The consequence is a temptation to refine, evolve, revise and review for an extended period. And that way lies madness. For many of us, deadlines become the de facto break point when we declare done. We do as much as we can before the deadline, and when we can’t do anymore we press send.
This is also arguably the largest single reason why work expands to fill the space available: perfectionism and a fixed date. It also means that more effort gets expended on a deliverable than necessarily should be. And when that effort does not produce incremental and necessary gains, it keeps us from moving other priorities forward. Greater effort doesn’t necessarily mean a better project. And sometimes it is simply a way of distracting ourselves, or at least highjacking our attention.
The way of resolving this is arriving at a clear definition of done before we start. The challenge here is that this isn’t something we can always negotiate with our client. They may not know or be able to articulate fully their expectations, especially when our role is to guide them. And when there are multiple perspectives and views, getting to a single point of alignment can be complicated.

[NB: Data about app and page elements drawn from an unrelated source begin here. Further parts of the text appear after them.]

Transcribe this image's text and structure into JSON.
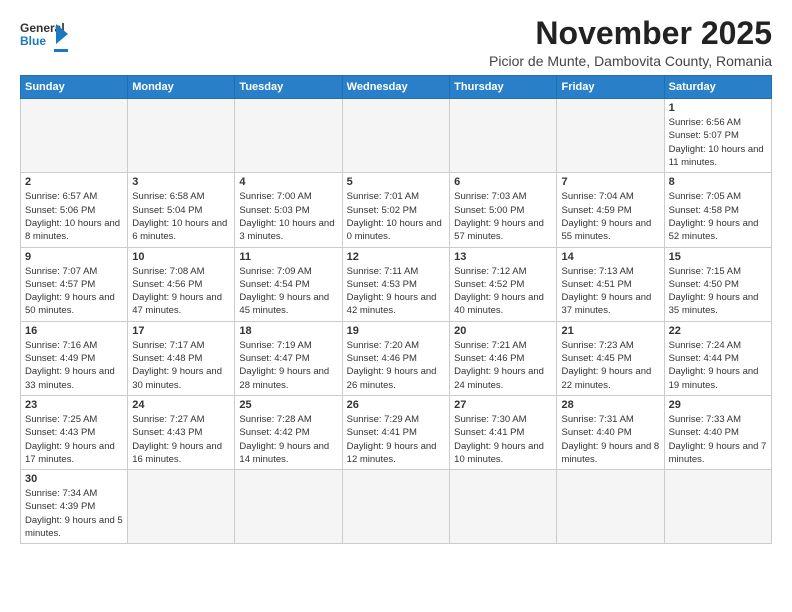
{
  "header": {
    "logo_general": "General",
    "logo_blue": "Blue",
    "month_title": "November 2025",
    "subtitle": "Picior de Munte, Dambovita County, Romania"
  },
  "weekdays": [
    "Sunday",
    "Monday",
    "Tuesday",
    "Wednesday",
    "Thursday",
    "Friday",
    "Saturday"
  ],
  "weeks": [
    [
      {
        "day": "",
        "empty": true
      },
      {
        "day": "",
        "empty": true
      },
      {
        "day": "",
        "empty": true
      },
      {
        "day": "",
        "empty": true
      },
      {
        "day": "",
        "empty": true
      },
      {
        "day": "",
        "empty": true
      },
      {
        "day": "1",
        "sunrise": "6:56 AM",
        "sunset": "5:07 PM",
        "daylight": "10 hours and 11 minutes."
      }
    ],
    [
      {
        "day": "2",
        "sunrise": "6:57 AM",
        "sunset": "5:06 PM",
        "daylight": "10 hours and 8 minutes."
      },
      {
        "day": "3",
        "sunrise": "6:58 AM",
        "sunset": "5:04 PM",
        "daylight": "10 hours and 6 minutes."
      },
      {
        "day": "4",
        "sunrise": "7:00 AM",
        "sunset": "5:03 PM",
        "daylight": "10 hours and 3 minutes."
      },
      {
        "day": "5",
        "sunrise": "7:01 AM",
        "sunset": "5:02 PM",
        "daylight": "10 hours and 0 minutes."
      },
      {
        "day": "6",
        "sunrise": "7:03 AM",
        "sunset": "5:00 PM",
        "daylight": "9 hours and 57 minutes."
      },
      {
        "day": "7",
        "sunrise": "7:04 AM",
        "sunset": "4:59 PM",
        "daylight": "9 hours and 55 minutes."
      },
      {
        "day": "8",
        "sunrise": "7:05 AM",
        "sunset": "4:58 PM",
        "daylight": "9 hours and 52 minutes."
      }
    ],
    [
      {
        "day": "9",
        "sunrise": "7:07 AM",
        "sunset": "4:57 PM",
        "daylight": "9 hours and 50 minutes."
      },
      {
        "day": "10",
        "sunrise": "7:08 AM",
        "sunset": "4:56 PM",
        "daylight": "9 hours and 47 minutes."
      },
      {
        "day": "11",
        "sunrise": "7:09 AM",
        "sunset": "4:54 PM",
        "daylight": "9 hours and 45 minutes."
      },
      {
        "day": "12",
        "sunrise": "7:11 AM",
        "sunset": "4:53 PM",
        "daylight": "9 hours and 42 minutes."
      },
      {
        "day": "13",
        "sunrise": "7:12 AM",
        "sunset": "4:52 PM",
        "daylight": "9 hours and 40 minutes."
      },
      {
        "day": "14",
        "sunrise": "7:13 AM",
        "sunset": "4:51 PM",
        "daylight": "9 hours and 37 minutes."
      },
      {
        "day": "15",
        "sunrise": "7:15 AM",
        "sunset": "4:50 PM",
        "daylight": "9 hours and 35 minutes."
      }
    ],
    [
      {
        "day": "16",
        "sunrise": "7:16 AM",
        "sunset": "4:49 PM",
        "daylight": "9 hours and 33 minutes."
      },
      {
        "day": "17",
        "sunrise": "7:17 AM",
        "sunset": "4:48 PM",
        "daylight": "9 hours and 30 minutes."
      },
      {
        "day": "18",
        "sunrise": "7:19 AM",
        "sunset": "4:47 PM",
        "daylight": "9 hours and 28 minutes."
      },
      {
        "day": "19",
        "sunrise": "7:20 AM",
        "sunset": "4:46 PM",
        "daylight": "9 hours and 26 minutes."
      },
      {
        "day": "20",
        "sunrise": "7:21 AM",
        "sunset": "4:46 PM",
        "daylight": "9 hours and 24 minutes."
      },
      {
        "day": "21",
        "sunrise": "7:23 AM",
        "sunset": "4:45 PM",
        "daylight": "9 hours and 22 minutes."
      },
      {
        "day": "22",
        "sunrise": "7:24 AM",
        "sunset": "4:44 PM",
        "daylight": "9 hours and 19 minutes."
      }
    ],
    [
      {
        "day": "23",
        "sunrise": "7:25 AM",
        "sunset": "4:43 PM",
        "daylight": "9 hours and 17 minutes."
      },
      {
        "day": "24",
        "sunrise": "7:27 AM",
        "sunset": "4:43 PM",
        "daylight": "9 hours and 16 minutes."
      },
      {
        "day": "25",
        "sunrise": "7:28 AM",
        "sunset": "4:42 PM",
        "daylight": "9 hours and 14 minutes."
      },
      {
        "day": "26",
        "sunrise": "7:29 AM",
        "sunset": "4:41 PM",
        "daylight": "9 hours and 12 minutes."
      },
      {
        "day": "27",
        "sunrise": "7:30 AM",
        "sunset": "4:41 PM",
        "daylight": "9 hours and 10 minutes."
      },
      {
        "day": "28",
        "sunrise": "7:31 AM",
        "sunset": "4:40 PM",
        "daylight": "9 hours and 8 minutes."
      },
      {
        "day": "29",
        "sunrise": "7:33 AM",
        "sunset": "4:40 PM",
        "daylight": "9 hours and 7 minutes."
      }
    ],
    [
      {
        "day": "30",
        "sunrise": "7:34 AM",
        "sunset": "4:39 PM",
        "daylight": "9 hours and 5 minutes."
      },
      {
        "day": "",
        "empty": true
      },
      {
        "day": "",
        "empty": true
      },
      {
        "day": "",
        "empty": true
      },
      {
        "day": "",
        "empty": true
      },
      {
        "day": "",
        "empty": true
      },
      {
        "day": "",
        "empty": true
      }
    ]
  ]
}
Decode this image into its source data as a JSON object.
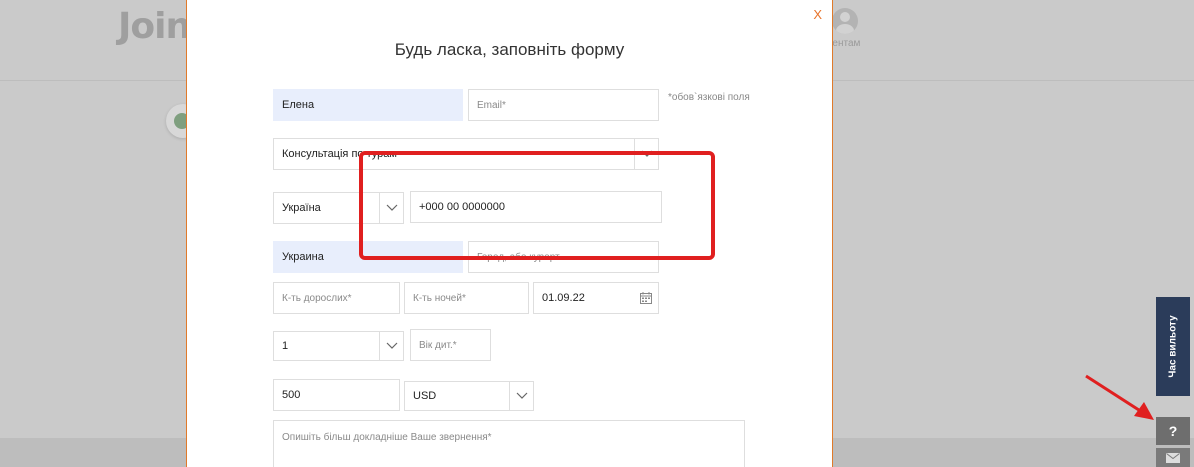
{
  "background": {
    "logo": "Join",
    "agents_label": "гентам"
  },
  "modal": {
    "close_label": "X",
    "title": "Будь ласка, заповніть форму",
    "required_note": "*обов`язкові поля",
    "fields": {
      "name_value": "Елена",
      "email_placeholder": "Email*",
      "service_value": "Консультація по турам",
      "country_code_value": "Україна",
      "phone_value": "+000 00 0000000",
      "country_value": "Украина",
      "city_placeholder": "Город, або курорт",
      "adults_placeholder": "К-ть дорослих*",
      "nights_placeholder": "К-ть ночей*",
      "date_value": "01.09.22",
      "children_value": "1",
      "child_age_placeholder": "Вік дит.*",
      "budget_value": "500",
      "currency_value": "USD",
      "message_placeholder": "Опишіть більш докладніше Ваше звернення*"
    }
  },
  "widgets": {
    "departure_time_label": "Час вильоту",
    "help_label": "?"
  },
  "colors": {
    "accent": "#e8742c",
    "highlight": "#e01f1f",
    "filled_field": "#e8eefc",
    "departure_tab": "#2b3c5a"
  }
}
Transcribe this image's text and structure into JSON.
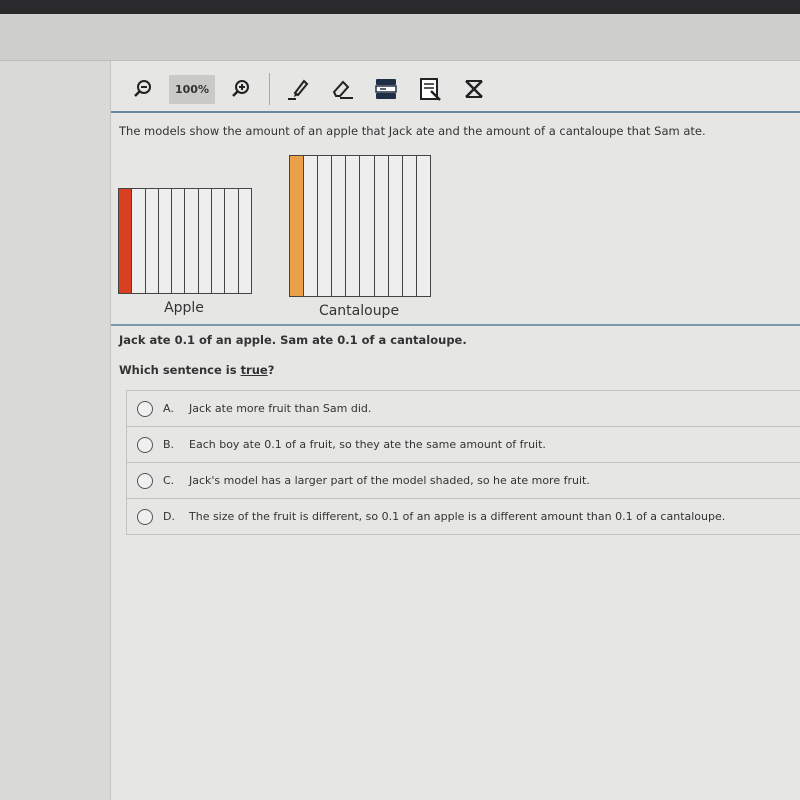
{
  "toolbar": {
    "zoom_level": "100%",
    "tools": [
      "zoom-out-icon",
      "zoom-in-icon",
      "highlighter-icon",
      "eraser-icon",
      "line-reader-icon",
      "notepad-icon",
      "answer-eliminator-icon"
    ]
  },
  "question": {
    "intro": "The models show the amount of an apple that Jack ate and the amount of a cantaloupe that Sam ate.",
    "models": [
      {
        "label": "Apple",
        "parts": 10,
        "shaded": 1,
        "color": "#d8401f"
      },
      {
        "label": "Cantaloupe",
        "parts": 10,
        "shaded": 1,
        "color": "#e9a048"
      }
    ],
    "statement": "Jack ate 0.1 of an apple. Sam ate 0.1 of a cantaloupe.",
    "prompt_before": "Which sentence is ",
    "prompt_emph": "true",
    "prompt_after": "?",
    "options": [
      {
        "letter": "A.",
        "text": "Jack ate more fruit than Sam did."
      },
      {
        "letter": "B.",
        "text": "Each boy ate 0.1 of a fruit, so they ate the same amount of fruit."
      },
      {
        "letter": "C.",
        "text": "Jack's model has a larger part of the model shaded, so he ate more fruit."
      },
      {
        "letter": "D.",
        "text": "The size of the fruit is different, so 0.1 of an apple is a different amount than 0.1 of a cantaloupe."
      }
    ]
  }
}
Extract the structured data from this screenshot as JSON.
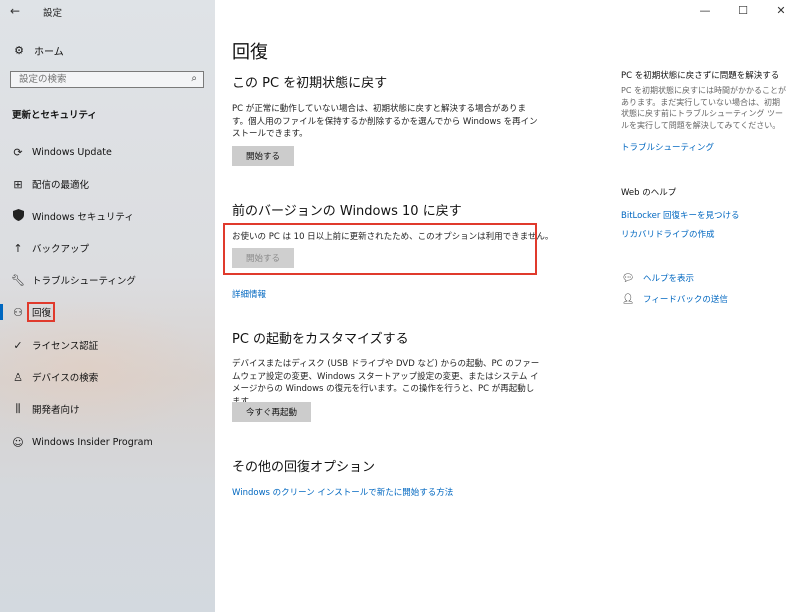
{
  "window": {
    "title": "設定",
    "controls": [
      "—",
      "☐",
      "✕"
    ]
  },
  "sidebar": {
    "back": "←",
    "home_label": "ホーム",
    "search_placeholder": "設定の検索",
    "section_title": "更新とセキュリティ",
    "items": [
      {
        "label": "Windows Update",
        "icon": "sync-icon"
      },
      {
        "label": "配信の最適化",
        "icon": "delivery-optimization-icon"
      },
      {
        "label": "Windows セキュリティ",
        "icon": "shield-icon"
      },
      {
        "label": "バックアップ",
        "icon": "backup-arrow-icon"
      },
      {
        "label": "トラブルシューティング",
        "icon": "wrench-icon"
      },
      {
        "label": "回復",
        "icon": "recovery-icon",
        "active": true
      },
      {
        "label": "ライセンス認証",
        "icon": "check-circle-icon"
      },
      {
        "label": "デバイスの検索",
        "icon": "person-location-icon"
      },
      {
        "label": "開発者向け",
        "icon": "developer-icon"
      },
      {
        "label": "Windows Insider Program",
        "icon": "insider-cat-icon"
      }
    ],
    "accent_color": "#0067c0",
    "highlight_color": "#e03a2c"
  },
  "main": {
    "title": "回復",
    "reset": {
      "heading": "この PC を初期状態に戻す",
      "description": "PC が正常に動作していない場合は、初期状態に戻すと解決する場合があります。個人用のファイルを保持するか削除するかを選んでから Windows を再インストールできます。",
      "button": "開始する"
    },
    "rollback": {
      "heading": "前のバージョンの Windows 10 に戻す",
      "description": "お使いの PC は 10 日以上前に更新されたため、このオプションは利用できません。",
      "button": "開始する",
      "link": "詳細情報"
    },
    "startup": {
      "heading": "PC の起動をカスタマイズする",
      "description": "デバイスまたはディスク (USB ドライブや DVD など) からの起動、PC のファームウェア設定の変更、Windows スタートアップ設定の変更、またはシステム イメージからの Windows の復元を行います。この操作を行うと、PC が再起動します。",
      "button": "今すぐ再起動"
    },
    "other": {
      "heading": "その他の回復オプション",
      "link": "Windows のクリーン インストールで新たに開始する方法"
    }
  },
  "right": {
    "tip_heading": "PC を初期状態に戻さずに問題を解決する",
    "tip_text": "PC を初期状態に戻すには時間がかかることがあります。まだ実行していない場合は、初期状態に戻す前にトラブルシューティング ツールを実行して問題を解決してみてください。",
    "tip_link": "トラブルシューティング",
    "web_heading": "Web のヘルプ",
    "web_links": [
      "BitLocker 回復キーを見つける",
      "リカバリドライブの作成"
    ],
    "help_link": "ヘルプを表示",
    "feedback_link": "フィードバックの送信"
  }
}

Even if we may not be able to negotiate with our client, we still need to negotiate expectations with ourselves. The efficient way to develop difficult deliverables is being clear on what they need to become by the time they are done. We need to get clarity on structure, content and level of detail. We need to map and plan the information collection, analysis and presentation of the content. And we need to consciously think about and address who our audience is, and what that means in terms of reading level, voice, tense, grammar and overall presentation.
Getting a clear picture for ourselves means we can tell a compelling story to our audience. Anything less than that does us—and them—an extreme disservice.